Among the entries below, find each line holding "开业花篮" and return it.

- **Records for processing**
══════════════════════════════

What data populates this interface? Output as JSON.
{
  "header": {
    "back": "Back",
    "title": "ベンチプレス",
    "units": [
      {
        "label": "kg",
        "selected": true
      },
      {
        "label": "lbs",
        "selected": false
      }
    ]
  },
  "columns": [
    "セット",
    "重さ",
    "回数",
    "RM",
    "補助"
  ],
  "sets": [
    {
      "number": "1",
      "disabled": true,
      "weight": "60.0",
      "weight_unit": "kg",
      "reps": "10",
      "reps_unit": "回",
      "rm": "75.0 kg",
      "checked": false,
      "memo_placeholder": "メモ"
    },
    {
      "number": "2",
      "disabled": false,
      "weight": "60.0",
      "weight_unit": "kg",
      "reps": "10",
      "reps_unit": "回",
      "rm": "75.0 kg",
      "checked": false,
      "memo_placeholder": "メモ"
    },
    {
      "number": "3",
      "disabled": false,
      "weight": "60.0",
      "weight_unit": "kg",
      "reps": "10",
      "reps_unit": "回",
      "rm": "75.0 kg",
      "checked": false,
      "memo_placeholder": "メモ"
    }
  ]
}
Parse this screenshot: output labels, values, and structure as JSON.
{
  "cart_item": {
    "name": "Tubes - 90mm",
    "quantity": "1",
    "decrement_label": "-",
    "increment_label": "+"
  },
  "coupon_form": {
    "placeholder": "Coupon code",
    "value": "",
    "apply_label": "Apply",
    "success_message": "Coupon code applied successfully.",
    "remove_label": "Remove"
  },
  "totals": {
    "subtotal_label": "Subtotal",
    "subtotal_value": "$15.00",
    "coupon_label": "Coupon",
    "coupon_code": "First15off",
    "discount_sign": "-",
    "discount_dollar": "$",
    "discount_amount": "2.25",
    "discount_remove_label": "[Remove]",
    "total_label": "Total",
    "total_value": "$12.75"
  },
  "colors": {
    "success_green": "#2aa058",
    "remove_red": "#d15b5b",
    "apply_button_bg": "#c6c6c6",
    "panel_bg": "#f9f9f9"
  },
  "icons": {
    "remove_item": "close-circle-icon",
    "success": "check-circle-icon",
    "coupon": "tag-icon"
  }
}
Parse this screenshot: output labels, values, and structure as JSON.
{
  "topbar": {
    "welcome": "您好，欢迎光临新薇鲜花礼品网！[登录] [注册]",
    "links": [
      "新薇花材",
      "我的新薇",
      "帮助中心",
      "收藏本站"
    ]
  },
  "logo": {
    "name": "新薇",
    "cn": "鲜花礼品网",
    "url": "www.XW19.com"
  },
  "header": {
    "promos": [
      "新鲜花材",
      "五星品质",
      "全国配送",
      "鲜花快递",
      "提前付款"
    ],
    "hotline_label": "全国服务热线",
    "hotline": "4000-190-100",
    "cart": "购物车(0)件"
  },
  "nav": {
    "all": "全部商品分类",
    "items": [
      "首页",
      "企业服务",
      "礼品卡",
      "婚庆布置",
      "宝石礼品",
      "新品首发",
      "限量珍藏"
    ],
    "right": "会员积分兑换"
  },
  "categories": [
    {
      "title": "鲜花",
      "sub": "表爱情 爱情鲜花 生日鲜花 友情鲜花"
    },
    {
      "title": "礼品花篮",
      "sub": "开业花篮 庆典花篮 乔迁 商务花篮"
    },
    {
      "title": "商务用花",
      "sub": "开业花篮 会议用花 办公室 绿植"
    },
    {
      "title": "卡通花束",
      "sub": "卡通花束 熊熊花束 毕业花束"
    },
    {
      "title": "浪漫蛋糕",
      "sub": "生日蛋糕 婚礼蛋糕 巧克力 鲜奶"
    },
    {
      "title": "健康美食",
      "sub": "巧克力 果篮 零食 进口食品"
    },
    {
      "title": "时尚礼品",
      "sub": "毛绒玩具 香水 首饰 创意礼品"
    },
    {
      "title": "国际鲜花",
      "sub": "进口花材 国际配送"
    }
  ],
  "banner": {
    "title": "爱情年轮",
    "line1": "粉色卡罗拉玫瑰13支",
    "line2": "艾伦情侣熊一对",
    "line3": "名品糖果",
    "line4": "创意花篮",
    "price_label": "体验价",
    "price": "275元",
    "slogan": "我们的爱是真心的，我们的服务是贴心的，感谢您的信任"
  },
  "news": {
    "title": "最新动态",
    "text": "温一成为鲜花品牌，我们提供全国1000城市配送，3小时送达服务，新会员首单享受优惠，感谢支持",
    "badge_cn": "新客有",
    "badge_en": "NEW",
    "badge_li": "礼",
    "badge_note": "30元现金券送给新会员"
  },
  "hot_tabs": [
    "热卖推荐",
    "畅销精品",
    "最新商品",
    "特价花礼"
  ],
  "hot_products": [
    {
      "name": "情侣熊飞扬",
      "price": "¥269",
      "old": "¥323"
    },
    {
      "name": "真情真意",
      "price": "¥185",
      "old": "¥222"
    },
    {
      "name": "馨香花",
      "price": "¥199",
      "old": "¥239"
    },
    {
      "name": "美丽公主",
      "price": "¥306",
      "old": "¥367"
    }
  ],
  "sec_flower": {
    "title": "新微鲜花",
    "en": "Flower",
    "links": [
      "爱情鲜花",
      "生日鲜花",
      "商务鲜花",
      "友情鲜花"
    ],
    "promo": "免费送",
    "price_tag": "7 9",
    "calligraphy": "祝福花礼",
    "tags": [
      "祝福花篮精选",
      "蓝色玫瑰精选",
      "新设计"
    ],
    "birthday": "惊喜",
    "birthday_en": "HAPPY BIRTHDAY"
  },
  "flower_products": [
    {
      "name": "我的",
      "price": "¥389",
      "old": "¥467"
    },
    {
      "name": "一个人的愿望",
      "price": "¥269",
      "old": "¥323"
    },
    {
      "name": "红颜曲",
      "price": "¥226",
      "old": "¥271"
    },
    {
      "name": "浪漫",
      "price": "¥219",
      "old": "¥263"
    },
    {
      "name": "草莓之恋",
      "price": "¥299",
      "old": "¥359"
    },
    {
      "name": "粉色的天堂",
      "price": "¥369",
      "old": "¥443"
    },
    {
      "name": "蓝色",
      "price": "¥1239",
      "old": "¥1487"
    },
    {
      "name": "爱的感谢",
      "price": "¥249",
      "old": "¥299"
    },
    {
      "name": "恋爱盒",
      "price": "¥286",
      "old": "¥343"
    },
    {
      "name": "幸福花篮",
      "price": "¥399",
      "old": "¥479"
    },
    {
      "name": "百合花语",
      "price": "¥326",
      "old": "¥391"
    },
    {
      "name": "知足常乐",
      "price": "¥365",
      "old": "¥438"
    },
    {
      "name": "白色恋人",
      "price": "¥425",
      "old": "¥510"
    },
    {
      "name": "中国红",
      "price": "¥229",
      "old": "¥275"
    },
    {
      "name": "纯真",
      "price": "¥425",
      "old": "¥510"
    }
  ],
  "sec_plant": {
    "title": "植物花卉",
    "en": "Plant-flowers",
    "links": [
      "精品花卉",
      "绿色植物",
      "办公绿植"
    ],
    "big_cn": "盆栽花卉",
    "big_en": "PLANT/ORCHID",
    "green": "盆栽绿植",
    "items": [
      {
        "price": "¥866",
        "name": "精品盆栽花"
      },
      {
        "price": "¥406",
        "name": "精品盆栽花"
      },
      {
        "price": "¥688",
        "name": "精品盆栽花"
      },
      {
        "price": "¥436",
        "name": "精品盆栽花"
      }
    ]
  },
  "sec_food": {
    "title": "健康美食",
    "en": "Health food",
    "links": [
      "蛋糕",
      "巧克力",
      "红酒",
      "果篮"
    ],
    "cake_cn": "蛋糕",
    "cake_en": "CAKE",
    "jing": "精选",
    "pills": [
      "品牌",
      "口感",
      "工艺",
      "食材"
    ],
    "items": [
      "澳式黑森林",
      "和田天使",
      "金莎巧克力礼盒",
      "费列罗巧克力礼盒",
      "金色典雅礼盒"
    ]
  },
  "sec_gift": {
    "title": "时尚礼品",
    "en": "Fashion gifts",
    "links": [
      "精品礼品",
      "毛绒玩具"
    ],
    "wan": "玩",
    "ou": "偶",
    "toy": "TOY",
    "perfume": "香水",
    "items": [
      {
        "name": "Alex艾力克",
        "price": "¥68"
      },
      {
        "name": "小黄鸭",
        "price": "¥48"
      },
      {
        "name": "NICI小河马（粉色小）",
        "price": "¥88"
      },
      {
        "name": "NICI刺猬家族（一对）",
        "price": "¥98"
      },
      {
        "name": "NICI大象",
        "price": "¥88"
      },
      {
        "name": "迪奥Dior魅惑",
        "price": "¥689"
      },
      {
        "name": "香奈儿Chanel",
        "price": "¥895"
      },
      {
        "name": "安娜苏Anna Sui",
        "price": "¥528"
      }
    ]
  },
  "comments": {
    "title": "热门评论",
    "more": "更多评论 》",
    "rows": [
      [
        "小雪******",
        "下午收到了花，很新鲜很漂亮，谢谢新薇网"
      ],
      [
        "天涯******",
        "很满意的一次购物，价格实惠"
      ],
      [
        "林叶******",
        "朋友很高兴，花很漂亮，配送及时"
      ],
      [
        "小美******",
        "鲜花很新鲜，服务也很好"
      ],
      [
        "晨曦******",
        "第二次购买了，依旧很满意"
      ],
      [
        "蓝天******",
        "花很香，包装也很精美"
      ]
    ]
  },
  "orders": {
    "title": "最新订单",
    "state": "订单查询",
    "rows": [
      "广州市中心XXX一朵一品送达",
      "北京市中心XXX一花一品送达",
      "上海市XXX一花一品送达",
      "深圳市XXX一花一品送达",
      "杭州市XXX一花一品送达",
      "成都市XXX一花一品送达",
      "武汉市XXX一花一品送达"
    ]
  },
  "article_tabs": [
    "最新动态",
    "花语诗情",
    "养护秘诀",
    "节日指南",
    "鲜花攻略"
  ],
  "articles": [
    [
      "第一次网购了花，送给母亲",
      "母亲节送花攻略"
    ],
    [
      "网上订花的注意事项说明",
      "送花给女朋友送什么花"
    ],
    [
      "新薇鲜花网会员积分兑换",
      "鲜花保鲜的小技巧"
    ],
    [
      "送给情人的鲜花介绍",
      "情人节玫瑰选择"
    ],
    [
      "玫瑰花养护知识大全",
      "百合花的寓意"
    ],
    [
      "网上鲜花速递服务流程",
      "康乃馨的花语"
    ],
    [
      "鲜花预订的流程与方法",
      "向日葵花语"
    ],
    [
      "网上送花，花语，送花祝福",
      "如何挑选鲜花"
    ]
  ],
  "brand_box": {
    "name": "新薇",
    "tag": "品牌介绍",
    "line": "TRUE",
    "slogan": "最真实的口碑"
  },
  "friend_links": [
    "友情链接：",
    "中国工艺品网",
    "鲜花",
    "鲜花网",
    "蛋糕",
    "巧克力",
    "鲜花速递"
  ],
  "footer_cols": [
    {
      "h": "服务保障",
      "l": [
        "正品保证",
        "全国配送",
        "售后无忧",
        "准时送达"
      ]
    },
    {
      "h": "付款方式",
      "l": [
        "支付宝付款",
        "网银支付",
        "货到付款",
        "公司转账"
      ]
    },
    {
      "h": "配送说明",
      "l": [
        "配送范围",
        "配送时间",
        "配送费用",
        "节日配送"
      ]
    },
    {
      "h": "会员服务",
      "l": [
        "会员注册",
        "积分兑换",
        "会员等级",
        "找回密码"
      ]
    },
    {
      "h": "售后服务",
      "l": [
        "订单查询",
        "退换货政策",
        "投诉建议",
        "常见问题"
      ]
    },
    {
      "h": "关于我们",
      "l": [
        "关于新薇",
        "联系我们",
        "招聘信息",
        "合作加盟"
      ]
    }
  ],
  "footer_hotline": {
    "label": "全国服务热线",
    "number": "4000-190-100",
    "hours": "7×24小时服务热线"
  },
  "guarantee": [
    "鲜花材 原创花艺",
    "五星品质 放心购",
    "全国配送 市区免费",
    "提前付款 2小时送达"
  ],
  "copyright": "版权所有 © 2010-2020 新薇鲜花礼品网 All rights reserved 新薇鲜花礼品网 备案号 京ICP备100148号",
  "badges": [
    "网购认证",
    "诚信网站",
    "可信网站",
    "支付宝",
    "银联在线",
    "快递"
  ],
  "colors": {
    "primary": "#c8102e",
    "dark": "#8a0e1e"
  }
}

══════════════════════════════

- **Answer box**
      "sub": "开业花篮 庆典花篮 乔迁 商务花篮"
      "sub": "开业花篮 会议用花 办公室 绿植"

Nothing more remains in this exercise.